The Market at the Tron Kirk, The Royal Mile, Edinburgh
The Tron Kirk is a former principal parish church in Edinburgh, Scotland. It is a well-known landmark on the Royal Mile. It was built in the 17th century and closed as a church in 1952. Having stood empty for over fifty years, it was used briefly as a tourist information centre and, more recently, has been re-opened as a small marketplace. The Royal Mile is the name given to a succession of streets forming the main thoroughfare of the Old Town of the city of Edinburgh in Scotland. The name…
Get along to Gladstone’s Land this Saturday
From a wealthy merchant and his wife to their cook and scullery maid – these could be the real people waiting to greet you this weekend at the National Trust for Scotland’s Gladstone’s Land. On Sat…
Tartans and Kilts Galore in Old Edinburgh! - Review of Tartan Weaving Mill, Edinburgh, Scotland - Tripadvisor
Tartan Weaving Mill: Tartans and Kilts Galore in Old Edinburgh! - See 296 traveler reviews, 218 candid photos, and great deals for Edinburgh, UK, at Tripadvisor.

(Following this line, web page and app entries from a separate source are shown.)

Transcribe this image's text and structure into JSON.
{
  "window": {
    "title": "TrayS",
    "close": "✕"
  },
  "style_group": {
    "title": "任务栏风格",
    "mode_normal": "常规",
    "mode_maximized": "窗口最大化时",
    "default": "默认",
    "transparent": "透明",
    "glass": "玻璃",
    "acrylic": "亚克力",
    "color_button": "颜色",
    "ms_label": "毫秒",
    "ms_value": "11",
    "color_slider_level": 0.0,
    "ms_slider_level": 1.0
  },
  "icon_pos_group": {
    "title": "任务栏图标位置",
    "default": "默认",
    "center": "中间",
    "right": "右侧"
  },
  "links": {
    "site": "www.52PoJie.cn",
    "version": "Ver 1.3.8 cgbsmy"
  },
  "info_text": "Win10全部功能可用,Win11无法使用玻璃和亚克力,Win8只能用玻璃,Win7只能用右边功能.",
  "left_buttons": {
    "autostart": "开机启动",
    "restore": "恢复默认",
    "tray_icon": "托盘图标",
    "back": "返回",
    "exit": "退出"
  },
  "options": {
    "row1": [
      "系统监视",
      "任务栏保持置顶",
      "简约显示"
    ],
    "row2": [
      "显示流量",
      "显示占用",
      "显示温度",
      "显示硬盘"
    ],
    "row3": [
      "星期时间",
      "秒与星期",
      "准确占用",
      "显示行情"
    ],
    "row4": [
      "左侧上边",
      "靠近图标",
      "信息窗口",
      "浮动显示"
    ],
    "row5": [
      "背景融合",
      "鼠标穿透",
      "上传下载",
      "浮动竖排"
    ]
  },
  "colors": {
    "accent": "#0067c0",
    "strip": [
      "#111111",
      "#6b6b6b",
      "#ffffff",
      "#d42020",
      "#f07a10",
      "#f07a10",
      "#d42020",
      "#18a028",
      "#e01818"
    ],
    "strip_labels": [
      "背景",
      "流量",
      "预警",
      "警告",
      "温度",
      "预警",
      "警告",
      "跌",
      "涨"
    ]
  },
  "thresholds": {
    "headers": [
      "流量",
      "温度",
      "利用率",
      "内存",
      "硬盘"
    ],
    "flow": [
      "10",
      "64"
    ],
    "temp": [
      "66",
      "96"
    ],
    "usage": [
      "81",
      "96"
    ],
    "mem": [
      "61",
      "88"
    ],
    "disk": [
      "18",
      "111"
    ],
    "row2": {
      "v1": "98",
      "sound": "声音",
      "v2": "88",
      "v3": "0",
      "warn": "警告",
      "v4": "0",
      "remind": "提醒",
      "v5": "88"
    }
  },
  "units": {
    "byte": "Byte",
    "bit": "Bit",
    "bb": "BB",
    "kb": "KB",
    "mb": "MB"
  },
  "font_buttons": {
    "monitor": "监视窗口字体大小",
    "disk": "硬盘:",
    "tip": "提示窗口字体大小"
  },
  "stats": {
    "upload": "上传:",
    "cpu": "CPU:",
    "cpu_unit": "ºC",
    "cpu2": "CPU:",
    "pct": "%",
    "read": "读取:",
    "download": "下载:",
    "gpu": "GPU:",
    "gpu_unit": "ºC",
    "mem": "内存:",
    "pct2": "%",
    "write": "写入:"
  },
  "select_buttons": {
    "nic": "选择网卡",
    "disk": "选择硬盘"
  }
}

16 free things to do in Edinburgh, from history museums to hidden gardens
Read our guide to the best free attractions in Edinburgh, as recommended by Telegraph Travel. Plan your trip with our expert reviews of free things to see and do, including Arthur's Seat, Royal Botanic Garden Edinburgh, Calton Hill Edinburgh, the Scottish National Gallery, Stockbridge and Leith.
The Market Cross , or the Mercat Cross as it was named in Scotland, was the original meeting place of choice for the merchants. Originally it stood just a little way down the road, and this location is marked by stones laid into the pavement. So popular was the Mercat Cross as a place of business that it retained much of its popularity even after the Royal Exchange had been built. Edinburgh 1910
"Heave awa' chaps, I'm no' dead yet"
Speaking of "I'm not quite dead yet..." On 24 November, 1861, the 250 year-old houses at 99 and 103 High Street, on the Royal Mile, collapsed. 35 of the occupants were killed but as the debris was being cleared away, a young lad was heard to shout out from within the collapsed building "Heave awa' lads, I'm no deid yet". The memorial inscription above Paisley Close, which was built in place of the collapsed houses, has a more anglicised, middle-class interpretation of what was said - "Heave…
'Castle and Grassmarket, Edinburgh in C.1880, from 'scottish Pictures' Published by the Religious…' Giclee Print | Art.com
About This Piece Castle and Grassmarket Edinburgh in c from Scottish Pictures published by the Religious Tract Society engraving English School th century Private Collection Ken Welsh The Bridgeman Art Library Travel Art Art is the best way of seeing the world when travel isn’t possible. Explore our curation of travel art for a trip around the globe. See from tourist favorites landmarks–the Eiffel tower– to hidden gems like the breathtaking landscapes of Yosemite National Park. Product…
A rich elderly woman wanted to be the first person to cross the South Bridge on the grand opening in 1788 - she died a few days before the opening however was granted her wish by crossing in her coffin. Is the bridge cursed? #HearYourStory #SeeYourCity